Gen Z’s attention span is longer than you think

ITV’s wellness offshoot Woo has created a three-part entertainment series born from a TikTok trend. Founder Stephen Mai and creative director at large Ravi Amaratunga Hitchcock discuss what people are getting wrong about storytelling for Gen Z, and the key to creating platform agnostic content

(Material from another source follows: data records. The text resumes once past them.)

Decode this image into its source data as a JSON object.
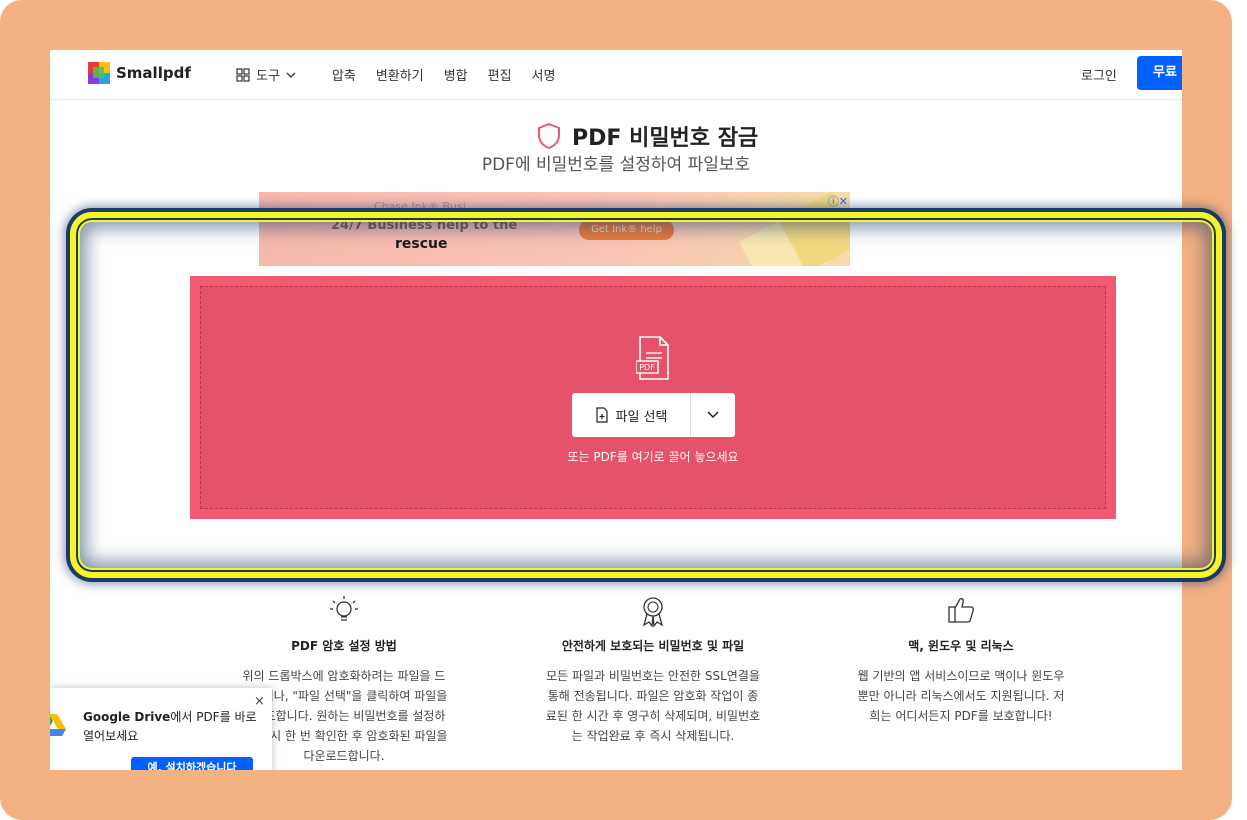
{
  "header": {
    "logo_text": "Smallpdf",
    "tools_label": "도구",
    "nav_items": [
      "압축",
      "변환하기",
      "병합",
      "편집",
      "서명"
    ],
    "login_label": "로그인",
    "free_button_label": "무료 체"
  },
  "hero": {
    "title": "PDF 비밀번호 잠금",
    "subtitle": "PDF에 비밀번호를 설정하여 파일보호"
  },
  "ad": {
    "line1": "Chase Ink® Busi",
    "line2": "24/7 Business help to the",
    "line3": "rescue",
    "button_label": "Get Ink® help",
    "close_glyphs": "ⓘ✕"
  },
  "dropzone": {
    "file_badge": "PDF",
    "choose_file_label": "파일 선택",
    "hint": "또는 PDF를 여기로 끌어 놓으세요",
    "color": "#e5526a"
  },
  "features": [
    {
      "icon": "lightbulb-icon",
      "title": "PDF 암호 설정 방법",
      "lines": [
        "위의 드롭박스에 암호화하려는 파일을 드",
        "롭하거나, \"파일 선택\"을 클릭하여 파일을",
        "업로드합니다. 원하는 비밀번호를 설정하",
        "고, 다시 한 번 확인한 후 암호화된 파일을",
        "다운로드합니다."
      ]
    },
    {
      "icon": "award-icon",
      "title": "안전하게 보호되는 비밀번호 및 파일",
      "lines": [
        "모든 파일과 비밀번호는 안전한 SSL연결을",
        "통해 전송됩니다. 파일은 암호화 작업이 종",
        "료된 한 시간 후 영구히 삭제되며, 비밀번호",
        "는 작업완료 후 즉시 삭제됩니다."
      ]
    },
    {
      "icon": "thumbs-up-icon",
      "title": "맥, 윈도우 및 리눅스",
      "lines": [
        "웹 기반의 앱 서비스이므로 맥이나 윈도우",
        "뿐만 아니라 리눅스에서도 지원됩니다. 저",
        "희는 어디서든지 PDF를 보호합니다!"
      ]
    }
  ],
  "popup": {
    "text_bold": "Google Drive",
    "text_rest": "에서 PDF를 바로 열어보세요",
    "button_label": "예, 설치하겠습니다",
    "close_glyph": "×"
  },
  "colors": {
    "frame": "#f4b182",
    "highlight": "#f6f423",
    "primary": "#0061fe"
  }
}
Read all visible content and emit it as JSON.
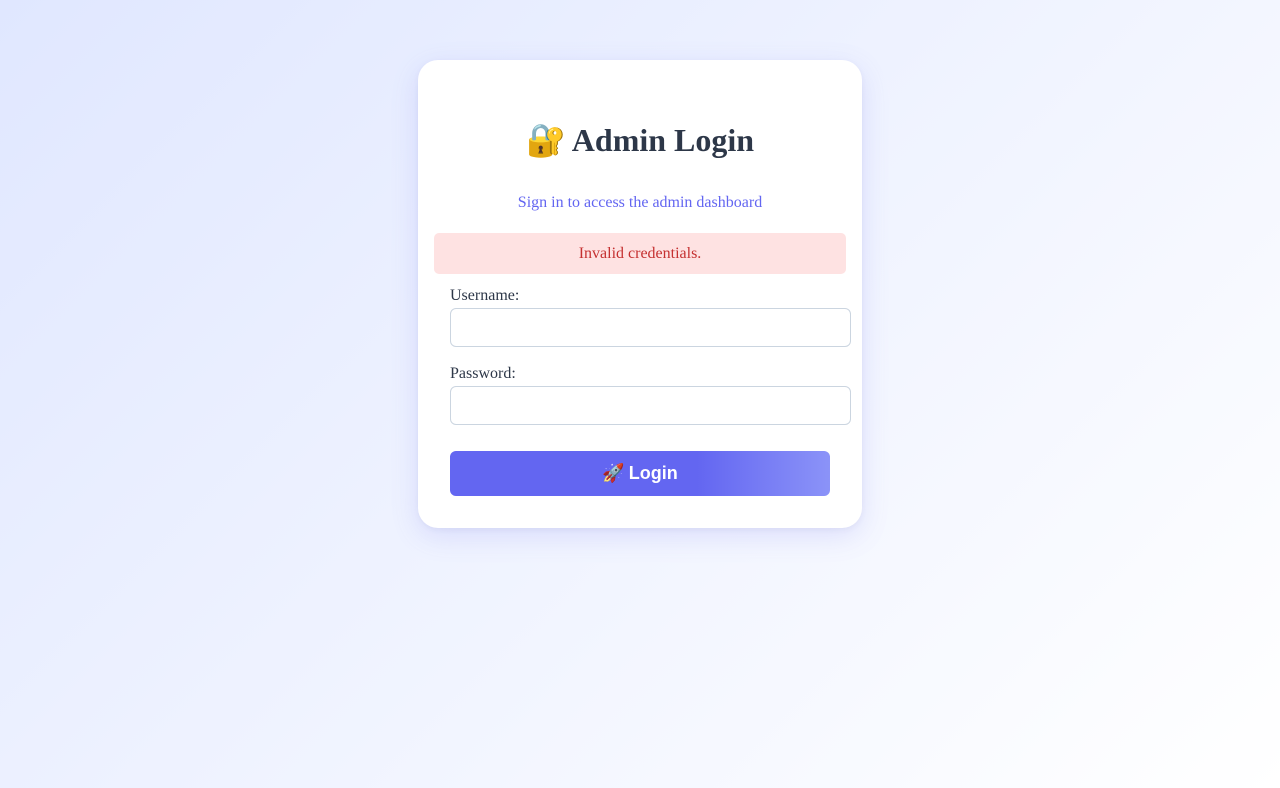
{
  "login": {
    "title_icon": "🔐",
    "title": "Admin Login",
    "subtitle": "Sign in to access the admin dashboard",
    "error": "Invalid credentials.",
    "username_label": "Username:",
    "username_value": "",
    "password_label": "Password:",
    "password_value": "",
    "button_icon": "🚀",
    "button_label": "Login"
  },
  "colors": {
    "accent": "#6366f1",
    "error_bg": "#fee2e2",
    "error_text": "#c53030",
    "heading": "#2d3748"
  },
  "icons": {
    "title_icon_name": "lock-with-key-icon",
    "button_icon_name": "rocket-icon"
  }
}
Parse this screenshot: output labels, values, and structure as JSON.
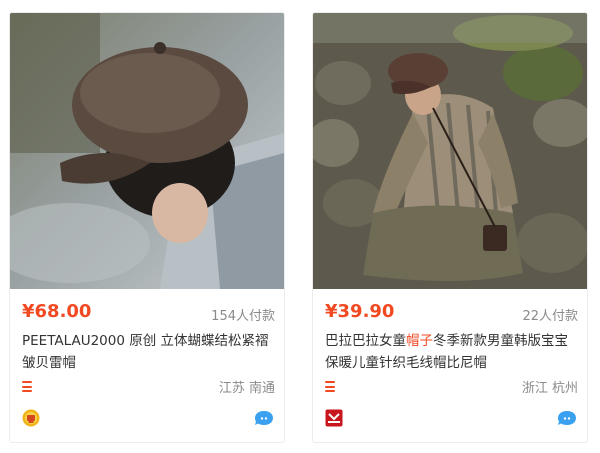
{
  "products": [
    {
      "price": "¥68.00",
      "sold": "154人付款",
      "title_before": "PEETALAU2000 原创 立体蝴蝶结松紧褶皱贝雷帽",
      "title_highlight": "",
      "title_after": "",
      "location": "江苏 南通",
      "image_icon": "photo-man-newsboy-cap-icon",
      "shop_icon": "gold-shop-badge-icon"
    },
    {
      "price": "¥39.90",
      "sold": "22人付款",
      "title_before": "巴拉巴拉女童",
      "title_highlight": "帽子",
      "title_after": "冬季新款男童韩版宝宝保暖儿童针织毛线帽比尼帽",
      "location": "浙江 杭州",
      "image_icon": "photo-man-on-stone-wall-icon",
      "shop_icon": "red-shop-logo-icon"
    }
  ],
  "colors": {
    "price": "#f14a23",
    "muted": "#8a8a8a",
    "text": "#333333",
    "bubble": "#3aa0f0"
  }
}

“Woo exists to redefine wellness for a generation,” says Stephen Mai, the founder of Woo. Launched in 2022 as a venture backed by ITV, the culture media brand has been on a mission to skewer tropes associated with ‘wellness’ and make it feel accessible to everybody – even “people who just don’t care about wellness”, he says. “I think one of the ways that we wanted to do that was subvert expectations and preconceived notions about what a culture brand within the wellness space would do, what type of programming you would make, what type of content you would post, and what kind of stories that we could tell.”

So far, that mission statement has given rise to projects such as Nature’s Calling, what Mai calls a “fish out of water story that fundamentally was a subtle excursion into nature and the mental health benefits that that entails”. Another is a show about sex that was “supposed to be salacious” but ended up being a “slow-moving and meditative” exploration of intimacy and love. “It’s like, how do you take these things and then shake it on its head?”

Keeping in the spirit of things is Main Character – a new three-part series following the lives of three people based in Dublin. The series was directed by Woo’s creative director, Isolde Penwarden, and developed with a wider team that includes Mai and Ravi Amaratunga Hitchcock, Woo’s creative director at large and co-founder of Soursop, which co-produced the series.